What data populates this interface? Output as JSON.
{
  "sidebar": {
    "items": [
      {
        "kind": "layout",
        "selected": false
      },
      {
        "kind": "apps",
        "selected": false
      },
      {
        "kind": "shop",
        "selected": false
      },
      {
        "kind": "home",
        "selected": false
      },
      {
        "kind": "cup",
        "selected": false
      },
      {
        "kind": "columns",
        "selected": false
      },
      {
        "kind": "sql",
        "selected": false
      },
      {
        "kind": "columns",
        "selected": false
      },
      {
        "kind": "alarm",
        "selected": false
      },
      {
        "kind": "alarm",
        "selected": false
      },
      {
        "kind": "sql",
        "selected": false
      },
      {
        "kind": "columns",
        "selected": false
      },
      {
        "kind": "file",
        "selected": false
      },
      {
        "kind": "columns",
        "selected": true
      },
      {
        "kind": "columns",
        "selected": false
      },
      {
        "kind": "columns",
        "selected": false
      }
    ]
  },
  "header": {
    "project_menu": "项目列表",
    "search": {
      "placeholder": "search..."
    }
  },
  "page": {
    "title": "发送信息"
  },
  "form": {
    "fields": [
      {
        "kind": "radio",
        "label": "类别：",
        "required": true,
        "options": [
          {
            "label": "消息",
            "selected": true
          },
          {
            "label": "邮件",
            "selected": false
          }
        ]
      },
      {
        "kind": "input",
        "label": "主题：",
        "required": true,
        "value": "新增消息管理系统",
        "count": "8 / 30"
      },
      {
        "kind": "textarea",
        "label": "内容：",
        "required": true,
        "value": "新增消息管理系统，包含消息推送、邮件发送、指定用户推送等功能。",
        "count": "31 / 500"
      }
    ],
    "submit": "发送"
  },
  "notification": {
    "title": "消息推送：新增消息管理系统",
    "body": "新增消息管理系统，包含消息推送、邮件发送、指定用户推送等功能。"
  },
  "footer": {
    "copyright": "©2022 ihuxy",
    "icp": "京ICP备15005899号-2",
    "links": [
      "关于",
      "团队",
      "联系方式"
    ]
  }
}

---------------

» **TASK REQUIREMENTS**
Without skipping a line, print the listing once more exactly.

» **FINISHED TASK**
What data populates this interface? Output as JSON.
{
  "sidebar": {
    "items": [
      {
        "kind": "layout",
        "selected": false
      },
      {
        "kind": "apps",
        "selected": false
      },
      {
        "kind": "shop",
        "selected": false
      },
      {
        "kind": "home",
        "selected": false
      },
      {
        "kind": "cup",
        "selected": false
      },
      {
        "kind": "columns",
        "selected": false
      },
      {
        "kind": "sql",
        "selected": false
      },
      {
        "kind": "columns",
        "selected": false
      },
      {
        "kind": "alarm",
        "selected": false
      },
      {
        "kind": "alarm",
        "selected": false
      },
      {
        "kind": "sql",
        "selected": false
      },
      {
        "kind": "columns",
        "selected": false
      },
      {
        "kind": "file",
        "selected": false
      },
      {
        "kind": "columns",
        "selected": true
      },
      {
        "kind": "columns",
        "selected": false
      },
      {
        "kind": "columns",
        "selected": false
      }
    ]
  },
  "header": {
    "project_menu": "项目列表",
    "search": {
      "placeholder": "search..."
    }
  },
  "page": {
    "title": "发送信息"
  },
  "form": {
    "fields": [
      {
        "kind": "radio",
        "label": "类别：",
        "required": true,
        "options": [
          {
            "label": "消息",
            "selected": true
          },
          {
            "label": "邮件",
            "selected": false
          }
        ]
      },
      {
        "kind": "input",
        "label": "主题：",
        "required": true,
        "value": "新增消息管理系统",
        "count": "8 / 30"
      },
      {
        "kind": "textarea",
        "label": "内容：",
        "required": true,
        "value": "新增消息管理系统，包含消息推送、邮件发送、指定用户推送等功能。",
        "count": "31 / 500"
      }
    ],
    "submit": "发送"
  },
  "notification": {
    "title": "消息推送：新增消息管理系统",
    "body": "新增消息管理系统，包含消息推送、邮件发送、指定用户推送等功能。"
  },
  "footer": {
    "copyright": "©2022 ihuxy",
    "icp": "京ICP备15005899号-2",
    "links": [
      "关于",
      "团队",
      "联系方式"
    ]
  }
}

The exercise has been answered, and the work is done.